But Nationalists are under pressure to explain their own “skeletons in the closet” in the battle for the local town hall which is gearing up to be one of the most bitterly contested campaigns in the coming weeks.
The ruling Labour administration points to the controversy surrounding Nationalist councillor Lynda Kenna who quit as head of the local fire board in 2008 after being taken to court for a £2,000 debt.
Joyce resigned from the Labour Party last month after assaulting fellow politicians in a House of Commons bar brawl, while subsequent claims about his relationship with Meg Lauder, then aged 17, also proved damaging.
Falkirk’s SNP group leader David Alexander said: “It’s very clear that Labour in the area are demoralised and downhearted.”
He pointed to the role of Michael Matheson, the local MSP and SNP public health minister, adding: “The majority of people who will swing between the SNP and Labour are the ones who are drawing comparisons with the type of responsible representation that Michael Matheson brings.”
Mr Alexander added: “The Eric Joyce issue is playing out on the doors. It will impact on the outcome on 3 May.”
But Labour points to the Nationalists’ own troubles including Ms Kenna’s departure from the local fire board. She cited “family reasons” at the time, but that came after she was ordered at court to repay £2,000 she borrowed from a constituent.
Labour’s council leader in Falkirk, Craig Martin, said it raised questions over why the SNP allowed her to stand again.

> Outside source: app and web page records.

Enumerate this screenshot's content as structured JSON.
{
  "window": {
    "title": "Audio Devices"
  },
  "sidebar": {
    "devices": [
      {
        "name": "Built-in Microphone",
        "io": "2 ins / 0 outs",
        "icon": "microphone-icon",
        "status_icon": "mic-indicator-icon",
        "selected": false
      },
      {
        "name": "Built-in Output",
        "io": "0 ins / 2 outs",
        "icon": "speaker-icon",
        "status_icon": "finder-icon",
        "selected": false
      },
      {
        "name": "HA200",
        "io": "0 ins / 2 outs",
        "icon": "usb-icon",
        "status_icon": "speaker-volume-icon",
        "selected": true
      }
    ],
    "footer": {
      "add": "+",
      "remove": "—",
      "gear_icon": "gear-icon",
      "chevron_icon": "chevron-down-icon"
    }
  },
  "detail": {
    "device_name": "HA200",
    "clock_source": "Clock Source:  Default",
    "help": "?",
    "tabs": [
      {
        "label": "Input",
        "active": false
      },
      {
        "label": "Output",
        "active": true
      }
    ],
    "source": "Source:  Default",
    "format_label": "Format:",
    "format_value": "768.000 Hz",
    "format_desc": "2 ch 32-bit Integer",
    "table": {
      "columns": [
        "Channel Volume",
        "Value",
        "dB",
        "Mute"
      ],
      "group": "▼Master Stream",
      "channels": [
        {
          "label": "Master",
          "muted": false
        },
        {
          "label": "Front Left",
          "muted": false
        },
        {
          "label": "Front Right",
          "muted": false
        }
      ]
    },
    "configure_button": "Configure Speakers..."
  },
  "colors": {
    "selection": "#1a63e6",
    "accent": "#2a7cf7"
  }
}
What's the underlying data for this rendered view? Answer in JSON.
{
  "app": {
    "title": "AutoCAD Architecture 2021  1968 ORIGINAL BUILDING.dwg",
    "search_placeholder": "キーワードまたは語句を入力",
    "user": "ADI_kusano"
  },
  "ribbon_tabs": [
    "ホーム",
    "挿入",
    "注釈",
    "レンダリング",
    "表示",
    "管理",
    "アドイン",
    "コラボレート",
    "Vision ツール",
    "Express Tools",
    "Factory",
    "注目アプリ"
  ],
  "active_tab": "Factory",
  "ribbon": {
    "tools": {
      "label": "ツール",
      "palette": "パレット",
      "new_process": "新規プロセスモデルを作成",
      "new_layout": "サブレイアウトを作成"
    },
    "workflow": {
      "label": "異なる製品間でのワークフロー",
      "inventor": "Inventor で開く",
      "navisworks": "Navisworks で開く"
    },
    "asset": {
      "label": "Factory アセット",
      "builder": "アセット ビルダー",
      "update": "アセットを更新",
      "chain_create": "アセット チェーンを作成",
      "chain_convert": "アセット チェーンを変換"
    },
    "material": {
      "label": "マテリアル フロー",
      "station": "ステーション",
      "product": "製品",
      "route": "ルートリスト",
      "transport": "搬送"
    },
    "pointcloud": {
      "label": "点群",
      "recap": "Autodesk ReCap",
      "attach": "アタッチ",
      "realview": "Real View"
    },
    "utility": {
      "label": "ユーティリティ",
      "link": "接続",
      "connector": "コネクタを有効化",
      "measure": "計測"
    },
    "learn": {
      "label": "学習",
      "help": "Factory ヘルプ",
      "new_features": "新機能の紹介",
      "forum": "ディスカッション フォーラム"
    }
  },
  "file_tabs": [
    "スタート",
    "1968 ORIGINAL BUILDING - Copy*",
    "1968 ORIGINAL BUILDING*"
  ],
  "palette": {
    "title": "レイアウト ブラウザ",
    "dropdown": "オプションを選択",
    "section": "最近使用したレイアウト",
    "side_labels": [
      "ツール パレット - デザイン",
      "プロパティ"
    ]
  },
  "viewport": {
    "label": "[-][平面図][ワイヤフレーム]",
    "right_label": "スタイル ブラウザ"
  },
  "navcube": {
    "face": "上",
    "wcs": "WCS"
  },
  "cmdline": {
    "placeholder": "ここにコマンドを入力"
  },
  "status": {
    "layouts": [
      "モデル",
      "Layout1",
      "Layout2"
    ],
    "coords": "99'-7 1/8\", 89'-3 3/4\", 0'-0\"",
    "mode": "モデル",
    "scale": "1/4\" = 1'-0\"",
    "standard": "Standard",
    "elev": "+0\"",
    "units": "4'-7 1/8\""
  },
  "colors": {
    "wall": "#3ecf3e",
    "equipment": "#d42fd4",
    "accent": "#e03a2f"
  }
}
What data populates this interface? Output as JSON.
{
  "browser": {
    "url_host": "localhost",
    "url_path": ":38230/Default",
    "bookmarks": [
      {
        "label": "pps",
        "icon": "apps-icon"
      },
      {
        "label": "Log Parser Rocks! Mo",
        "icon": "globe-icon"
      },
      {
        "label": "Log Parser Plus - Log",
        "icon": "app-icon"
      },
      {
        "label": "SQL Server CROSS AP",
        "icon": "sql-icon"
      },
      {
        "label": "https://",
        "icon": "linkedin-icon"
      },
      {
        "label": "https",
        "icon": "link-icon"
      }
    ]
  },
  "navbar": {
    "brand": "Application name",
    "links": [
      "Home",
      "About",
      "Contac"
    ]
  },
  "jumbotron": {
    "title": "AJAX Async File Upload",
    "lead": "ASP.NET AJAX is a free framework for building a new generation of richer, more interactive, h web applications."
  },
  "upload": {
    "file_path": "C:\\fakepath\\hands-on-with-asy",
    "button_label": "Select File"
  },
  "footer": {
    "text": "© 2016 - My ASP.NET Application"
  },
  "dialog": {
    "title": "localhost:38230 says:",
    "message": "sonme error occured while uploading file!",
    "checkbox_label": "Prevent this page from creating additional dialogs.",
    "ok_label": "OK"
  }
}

“David Alexander must have know about this,” he said. “That would never happened in the Labour party. The Labour party selection process is absolutely clear. If you have a criminal record, or any type of incident, that should be brought forward and discussed.”
He added: “The skeletons in the SNP closet are coming out fast and furious now.”
Labour currently runs the administration in coalition with the Tories and independents, having seized power in 2007. The SNP had been in control since 2001 in coalition with Independents.
Mr Martin says in recent years the council has lost almost 10 per cent of its budget in real terms, but no schools or sports centres have been closed.
Falkirk has seen record low levels in school leavers being unable to find work, despite the economic downturn. “We’ve got an excellent story to tell over the last five years,” he said. “Our job is to try and keep the Nationalists out of power in Falkirk and we’ll be doing that as much as we can.”
The SNP points to new charges for elderly and disabled people which have been introduced as a “poll tax” meaning everyone pays the same.
“We can understand an argument that would say we want the rich pensioners to pay, but we will protect the poor – no-one has been protected in Falkirk,” Mr Alexander said.
The rising cost of healthy school meals have also been a concern for the SNP.
“There’s definitely a swing in our direction and its very similar to last year,” Mr Alexander added.
It is unlikely under the the single transferable vote (STV) system that any party will gain an outright majority in Falkirk, but the Nationalists believe they will emerge the biggest party.
They point to the fact that Labour have put up 16 candidates for 32 seats, while the SNP are standing 18 candidates.
“We’re the only party that is trying to win outright,” Mr Alexander added.